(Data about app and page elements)
+ + +
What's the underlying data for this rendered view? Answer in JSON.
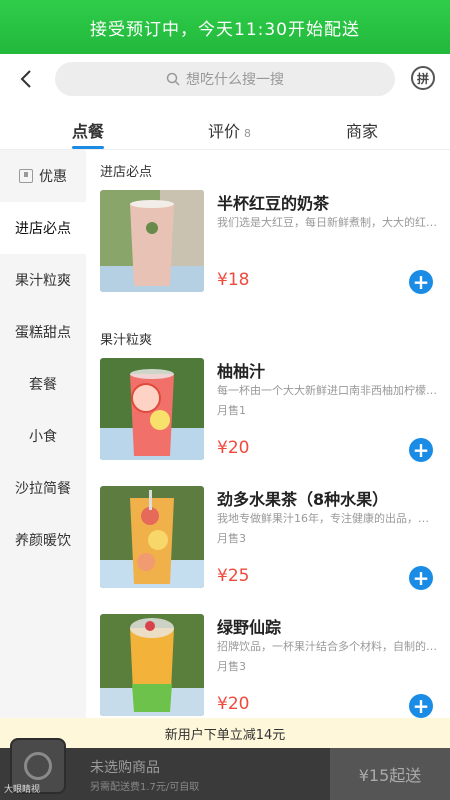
{
  "banner": {
    "text": "接受预订中，今天11:30开始配送"
  },
  "search": {
    "placeholder": "想吃什么搜一搜"
  },
  "header": {
    "pin_label": "拼"
  },
  "tabs": [
    {
      "label": "点餐"
    },
    {
      "label": "评价",
      "count": "8"
    },
    {
      "label": "商家"
    }
  ],
  "sidebar": {
    "items": [
      {
        "label": "优惠"
      },
      {
        "label": "进店必点"
      },
      {
        "label": "果汁粒爽"
      },
      {
        "label": "蛋糕甜点"
      },
      {
        "label": "套餐"
      },
      {
        "label": "小食"
      },
      {
        "label": "沙拉简餐"
      },
      {
        "label": "养颜暖饮"
      }
    ]
  },
  "sections": [
    {
      "title": "进店必点",
      "items": [
        {
          "name": "半杯红豆的奶茶",
          "desc": "我们选是大红豆，每日新鲜煮制，大大的红…",
          "sold": "",
          "price": "¥18"
        }
      ]
    },
    {
      "title": "果汁粒爽",
      "items": [
        {
          "name": "柚柚汁",
          "desc": "每一杯由一个大大新鲜进口南非西柚加柠檬…",
          "sold": "月售1",
          "price": "¥20"
        },
        {
          "name": "劲多水果茶（8种水果）",
          "desc": "我地专做鲜果汁16年，专注健康的出品，…",
          "sold": "月售3",
          "price": "¥25"
        },
        {
          "name": "绿野仙踪",
          "desc": "招牌饮品，一杯果汁结合多个材料，自制的…",
          "sold": "月售3",
          "price": "¥20"
        }
      ]
    }
  ],
  "promo": {
    "text": "新用户下单立减14元"
  },
  "cart": {
    "empty_label": "未选购商品",
    "fee_label": "另需配送费1.7元/可自取",
    "checkout_label": "¥15起送"
  },
  "watermark": "大眼睛视"
}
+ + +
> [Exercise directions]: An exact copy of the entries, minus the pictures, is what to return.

> [Solution to the exercise]:
What's the underlying data for this rendered view? Answer in JSON.
{
  "banner": {
    "text": "接受预订中，今天11:30开始配送"
  },
  "search": {
    "placeholder": "想吃什么搜一搜"
  },
  "header": {
    "pin_label": "拼"
  },
  "tabs": [
    {
      "label": "点餐"
    },
    {
      "label": "评价",
      "count": "8"
    },
    {
      "label": "商家"
    }
  ],
  "sidebar": {
    "items": [
      {
        "label": "优惠"
      },
      {
        "label": "进店必点"
      },
      {
        "label": "果汁粒爽"
      },
      {
        "label": "蛋糕甜点"
      },
      {
        "label": "套餐"
      },
      {
        "label": "小食"
      },
      {
        "label": "沙拉简餐"
      },
      {
        "label": "养颜暖饮"
      }
    ]
  },
  "sections": [
    {
      "title": "进店必点",
      "items": [
        {
          "name": "半杯红豆的奶茶",
          "desc": "我们选是大红豆，每日新鲜煮制，大大的红…",
          "sold": "",
          "price": "¥18"
        }
      ]
    },
    {
      "title": "果汁粒爽",
      "items": [
        {
          "name": "柚柚汁",
          "desc": "每一杯由一个大大新鲜进口南非西柚加柠檬…",
          "sold": "月售1",
          "price": "¥20"
        },
        {
          "name": "劲多水果茶（8种水果）",
          "desc": "我地专做鲜果汁16年，专注健康的出品，…",
          "sold": "月售3",
          "price": "¥25"
        },
        {
          "name": "绿野仙踪",
          "desc": "招牌饮品，一杯果汁结合多个材料，自制的…",
          "sold": "月售3",
          "price": "¥20"
        }
      ]
    }
  ],
  "promo": {
    "text": "新用户下单立减14元"
  },
  "cart": {
    "empty_label": "未选购商品",
    "fee_label": "另需配送费1.7元/可自取",
    "checkout_label": "¥15起送"
  },
  "watermark": "大眼睛视"
}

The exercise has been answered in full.